ENTRIES SHOWN.

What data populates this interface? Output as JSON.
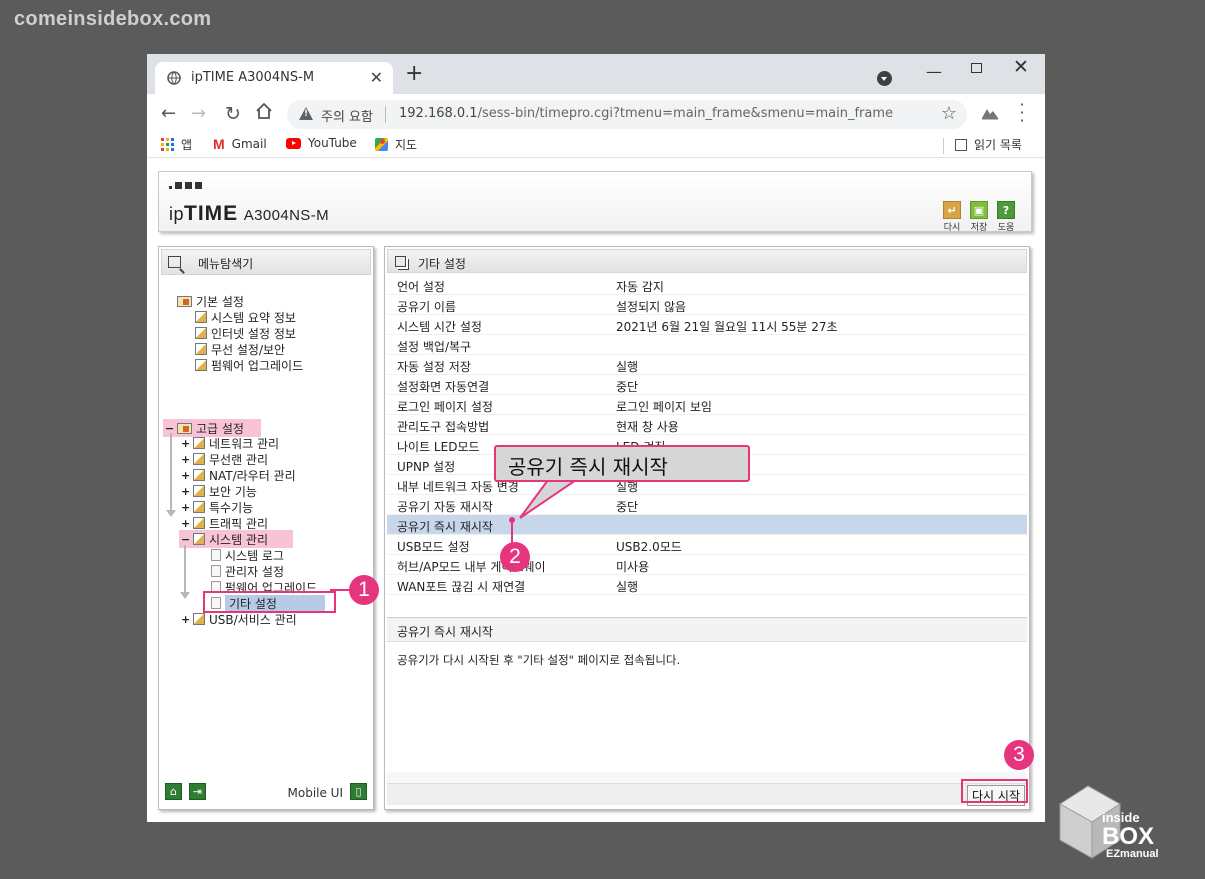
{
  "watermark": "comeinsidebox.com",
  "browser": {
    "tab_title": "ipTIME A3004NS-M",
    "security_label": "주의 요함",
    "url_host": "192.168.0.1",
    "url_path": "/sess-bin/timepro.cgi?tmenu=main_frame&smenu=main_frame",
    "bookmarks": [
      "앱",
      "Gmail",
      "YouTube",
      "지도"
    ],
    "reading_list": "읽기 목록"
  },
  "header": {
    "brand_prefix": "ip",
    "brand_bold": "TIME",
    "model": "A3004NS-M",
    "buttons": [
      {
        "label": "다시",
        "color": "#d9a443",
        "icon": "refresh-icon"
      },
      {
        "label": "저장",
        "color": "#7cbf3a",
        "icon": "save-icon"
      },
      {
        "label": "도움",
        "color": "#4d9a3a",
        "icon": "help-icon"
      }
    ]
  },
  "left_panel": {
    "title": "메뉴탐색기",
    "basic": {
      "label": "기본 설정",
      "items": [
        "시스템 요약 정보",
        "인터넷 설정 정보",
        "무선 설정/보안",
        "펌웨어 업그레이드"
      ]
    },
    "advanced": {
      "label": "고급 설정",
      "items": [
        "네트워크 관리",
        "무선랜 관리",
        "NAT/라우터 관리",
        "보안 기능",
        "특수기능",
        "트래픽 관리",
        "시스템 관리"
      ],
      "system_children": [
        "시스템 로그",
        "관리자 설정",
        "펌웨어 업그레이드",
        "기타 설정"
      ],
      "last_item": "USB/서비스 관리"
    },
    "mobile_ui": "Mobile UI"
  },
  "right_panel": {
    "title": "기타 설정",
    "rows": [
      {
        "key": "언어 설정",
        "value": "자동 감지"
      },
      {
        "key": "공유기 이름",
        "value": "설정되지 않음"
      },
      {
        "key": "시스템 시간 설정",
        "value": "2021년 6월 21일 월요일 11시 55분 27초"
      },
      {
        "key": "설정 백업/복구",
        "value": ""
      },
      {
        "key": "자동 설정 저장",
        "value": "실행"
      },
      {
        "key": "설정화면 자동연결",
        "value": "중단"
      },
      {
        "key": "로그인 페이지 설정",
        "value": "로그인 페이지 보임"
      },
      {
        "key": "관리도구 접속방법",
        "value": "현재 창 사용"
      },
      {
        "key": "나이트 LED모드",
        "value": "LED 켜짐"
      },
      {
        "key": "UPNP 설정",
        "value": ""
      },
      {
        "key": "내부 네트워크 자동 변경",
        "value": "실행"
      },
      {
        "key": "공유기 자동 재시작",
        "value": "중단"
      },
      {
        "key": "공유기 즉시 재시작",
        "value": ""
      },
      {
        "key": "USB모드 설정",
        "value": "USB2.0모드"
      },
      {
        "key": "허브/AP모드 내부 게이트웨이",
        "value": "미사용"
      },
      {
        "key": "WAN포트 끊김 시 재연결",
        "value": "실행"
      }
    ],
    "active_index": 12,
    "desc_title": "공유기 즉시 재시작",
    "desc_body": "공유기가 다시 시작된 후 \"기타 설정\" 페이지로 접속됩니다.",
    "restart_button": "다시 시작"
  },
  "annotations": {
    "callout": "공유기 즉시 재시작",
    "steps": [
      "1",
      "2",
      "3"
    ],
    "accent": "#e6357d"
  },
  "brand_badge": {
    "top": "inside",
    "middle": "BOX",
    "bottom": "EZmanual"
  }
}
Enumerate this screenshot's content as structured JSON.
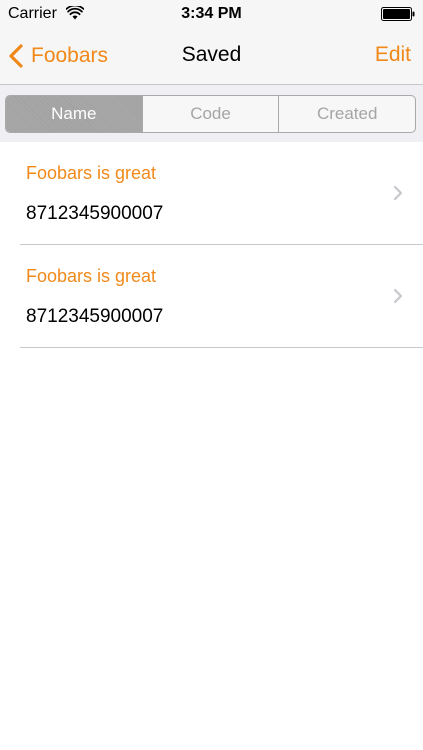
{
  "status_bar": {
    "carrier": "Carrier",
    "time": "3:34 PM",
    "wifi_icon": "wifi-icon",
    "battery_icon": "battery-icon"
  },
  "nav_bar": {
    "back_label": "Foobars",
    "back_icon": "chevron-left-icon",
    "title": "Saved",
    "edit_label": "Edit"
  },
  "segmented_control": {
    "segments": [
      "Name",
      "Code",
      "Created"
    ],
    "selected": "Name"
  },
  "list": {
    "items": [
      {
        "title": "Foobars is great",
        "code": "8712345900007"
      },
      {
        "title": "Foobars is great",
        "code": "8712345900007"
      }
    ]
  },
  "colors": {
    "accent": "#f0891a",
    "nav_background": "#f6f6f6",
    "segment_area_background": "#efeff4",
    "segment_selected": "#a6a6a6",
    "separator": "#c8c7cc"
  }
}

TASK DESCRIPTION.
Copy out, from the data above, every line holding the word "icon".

RESPONSE BELOW.
        "icon": "refresh-icon"
        "icon": "save-icon"
        "icon": "help-icon"
    "wifi_icon": "wifi-icon",
    "battery_icon": "battery-icon"
    "back_icon": "chevron-left-icon",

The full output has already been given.